Saltine Warrior, 1951
120 inches high
Gift of Class of 1951
Luise Kaish designed this version of the original mascot for Syracuse University athletic teams in early 1950. The Saltine Warrior embodied those qualities that students, alumni, and fans have come to expect from their athletic teams- strength, endurance, and agility.
The Saltine Warrior, an Indian figure named Big Chief Bill Orange, was born in a hoax published in The Syracuse Orange Peel, October 1931. The remains of this 16th century Onondagan chief were supposedly found in the excavations near Steele Hall, the relocation site for the women’s gymnasium in 1928.
In the mid-1950’s, the father of a Lambda Chi Alpha fraternity brother owned a cheerleading camp. He made a Saltine Warrior costume for his son to wear at SU football games. Thus began a nearly forty-year tradition of Lambda Chi brothers serving as SU’s mascot.
In 1951 the Senior Class commissioned a statue of the Saltine Warrior to be placed near the “discovery site.” Students of Ivan Mestrovic, a renown Croatian sculptor and SU faculty member, competed for the honor. The winner was Luise Kaish who arranged for a member of the Onondaga Nation to pose for her statue. The Saltine Warrior, cast in bronze, was moved several times, at last finding a resting place in front of the main staircase to Carnegie Library.

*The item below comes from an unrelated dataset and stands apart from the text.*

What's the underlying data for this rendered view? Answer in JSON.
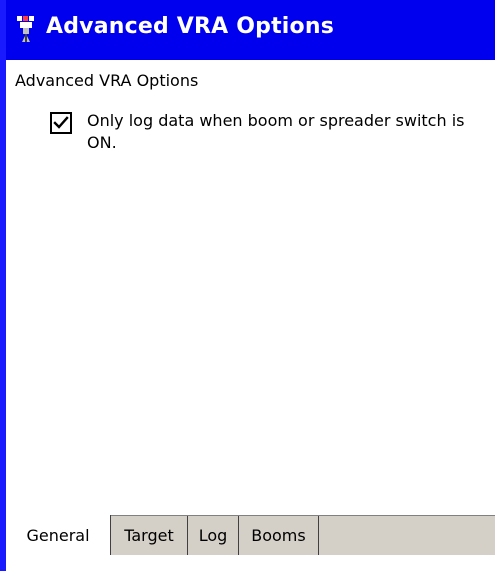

In 1978 Syracuse University officials decided to stop the tradition of dressing a student in Native American costume but it took several more years to completely drop the figure as the University mascot.
Gift of the Class of 1951.